“We believe that the development regulations and the development agreement with the developer have satisfied our concerns and our requirements to ensure that the MPR is developed in an environmentally sound, and community supportive way,’” Sullivan said in a statement.
“Public input and consultations with area tribes helped us make significant changes to the regulations and to the development agreement that we have approved.”
Development will move forward in three phases, according to the agreement.
The first phase includes clearing and grading the site of the golf course, road construction and the construction of a wastewater treatment plant backup system. It also includes construction of the 170-unit Sea View Villas and 32-unit Golf Vistas.
The second phase includes completion of the golf course, developing a new well and construction of the 208-unit Golf Terrace Recreation Center and Conference center.
The third phase includes building the 66-unit maritime village building and 21,000 square feet of commercial space.
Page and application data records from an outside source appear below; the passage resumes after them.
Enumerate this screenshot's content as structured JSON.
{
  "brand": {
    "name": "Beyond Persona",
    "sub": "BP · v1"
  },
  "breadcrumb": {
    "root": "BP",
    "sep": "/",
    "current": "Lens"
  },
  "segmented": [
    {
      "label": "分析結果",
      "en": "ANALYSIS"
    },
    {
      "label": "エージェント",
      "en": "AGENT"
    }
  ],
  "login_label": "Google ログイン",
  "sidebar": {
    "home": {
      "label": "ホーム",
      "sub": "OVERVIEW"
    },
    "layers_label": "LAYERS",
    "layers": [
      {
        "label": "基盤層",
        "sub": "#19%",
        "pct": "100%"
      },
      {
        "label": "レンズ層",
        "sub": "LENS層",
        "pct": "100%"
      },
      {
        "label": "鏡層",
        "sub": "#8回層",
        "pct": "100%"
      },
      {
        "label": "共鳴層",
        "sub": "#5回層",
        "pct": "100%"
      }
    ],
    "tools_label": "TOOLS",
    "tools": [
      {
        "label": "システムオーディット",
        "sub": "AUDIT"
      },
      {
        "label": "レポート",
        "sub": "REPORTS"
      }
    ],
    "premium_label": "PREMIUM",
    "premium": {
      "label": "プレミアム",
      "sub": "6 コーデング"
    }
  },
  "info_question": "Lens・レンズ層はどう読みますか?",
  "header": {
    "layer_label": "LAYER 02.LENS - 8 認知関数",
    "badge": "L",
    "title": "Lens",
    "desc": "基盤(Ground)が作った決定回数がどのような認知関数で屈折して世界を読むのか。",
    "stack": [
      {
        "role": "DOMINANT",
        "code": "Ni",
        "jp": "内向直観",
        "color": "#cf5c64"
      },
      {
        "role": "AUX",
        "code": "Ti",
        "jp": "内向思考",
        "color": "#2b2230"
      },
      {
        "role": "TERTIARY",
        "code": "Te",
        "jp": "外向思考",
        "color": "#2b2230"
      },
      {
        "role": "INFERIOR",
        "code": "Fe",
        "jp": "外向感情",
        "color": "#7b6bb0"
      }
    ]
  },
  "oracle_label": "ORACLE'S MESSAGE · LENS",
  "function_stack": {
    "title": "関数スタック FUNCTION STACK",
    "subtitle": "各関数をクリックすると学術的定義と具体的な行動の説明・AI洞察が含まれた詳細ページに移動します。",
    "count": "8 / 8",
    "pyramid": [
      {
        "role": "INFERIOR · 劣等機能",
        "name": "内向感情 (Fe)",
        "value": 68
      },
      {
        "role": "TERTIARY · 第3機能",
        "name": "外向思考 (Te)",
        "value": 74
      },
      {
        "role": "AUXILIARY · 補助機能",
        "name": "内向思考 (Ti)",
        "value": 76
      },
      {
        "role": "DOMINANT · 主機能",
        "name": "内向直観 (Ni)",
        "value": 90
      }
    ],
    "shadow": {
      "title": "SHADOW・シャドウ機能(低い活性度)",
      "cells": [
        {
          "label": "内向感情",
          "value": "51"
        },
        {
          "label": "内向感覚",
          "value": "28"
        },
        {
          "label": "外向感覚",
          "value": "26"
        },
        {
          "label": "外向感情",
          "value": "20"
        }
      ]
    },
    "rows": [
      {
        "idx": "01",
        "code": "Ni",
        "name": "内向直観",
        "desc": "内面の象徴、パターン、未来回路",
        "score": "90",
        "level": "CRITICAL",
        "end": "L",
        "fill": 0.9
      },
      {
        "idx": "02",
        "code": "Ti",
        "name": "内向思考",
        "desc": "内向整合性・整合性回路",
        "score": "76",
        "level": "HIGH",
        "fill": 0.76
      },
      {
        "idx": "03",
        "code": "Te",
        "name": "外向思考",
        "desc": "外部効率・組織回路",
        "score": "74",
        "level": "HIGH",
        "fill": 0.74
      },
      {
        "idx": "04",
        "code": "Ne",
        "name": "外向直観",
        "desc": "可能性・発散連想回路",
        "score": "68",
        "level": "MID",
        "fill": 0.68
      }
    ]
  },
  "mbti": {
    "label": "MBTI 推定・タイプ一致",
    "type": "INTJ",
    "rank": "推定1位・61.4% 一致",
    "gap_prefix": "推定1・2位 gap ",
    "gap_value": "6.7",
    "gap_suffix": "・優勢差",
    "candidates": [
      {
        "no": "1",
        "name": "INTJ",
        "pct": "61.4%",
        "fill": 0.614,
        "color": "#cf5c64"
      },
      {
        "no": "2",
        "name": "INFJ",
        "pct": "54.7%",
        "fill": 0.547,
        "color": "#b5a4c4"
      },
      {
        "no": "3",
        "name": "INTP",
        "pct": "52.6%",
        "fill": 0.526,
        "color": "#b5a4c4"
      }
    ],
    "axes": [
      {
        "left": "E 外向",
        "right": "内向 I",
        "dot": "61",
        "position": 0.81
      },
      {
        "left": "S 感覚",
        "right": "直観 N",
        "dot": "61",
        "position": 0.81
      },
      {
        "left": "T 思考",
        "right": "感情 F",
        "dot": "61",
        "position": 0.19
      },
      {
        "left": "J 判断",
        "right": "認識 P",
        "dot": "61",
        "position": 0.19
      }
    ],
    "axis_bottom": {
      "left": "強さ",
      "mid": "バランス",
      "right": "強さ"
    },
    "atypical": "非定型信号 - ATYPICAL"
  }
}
This phase includes the construction of the Golf Terraces, Sea View Villas and Golf Vistas.
The scope of the master planned resort has shrunk from 1,200 residential units to 890 and the golf course was reduced from 18 holes to nine.
The county has worked with Statesman Corp. on provisions to ensure that wildlife resources are not negatively impacted, to make sure water quality is monitored and that high water quality is ensured, officials said. Other provisions recognize Native American tribal treaty rights.
When the county held a meeting about the draft development agreement in January, many protested the resort saying that not enough had been done to mitigate the negative effects of having a large resort on the Hood Canal.
The Sierra Club then expressed concerns about sewage treatment, well systems, the aquifer and the impact 4,1000 would have on the Hood Canal.
Concerns have been raised about what the development would mean for Black Point’s kettle ponds, unique ponds formed by retreating glaciers which are of cultural significance to area tribes.
The agreement requires the developer to work with the Port Gamble S’Klallam Tribe to preserve one of two kettles and to arrive at a kettle management plan.
This would allow the tribe to enhance the selected kettle by removing invasive vegetation and planting it with native vegetation found at the time of its use by native people.
Reporter Jesse Major can be reached at 360-452-2345, ext. 56250, or at [email protected].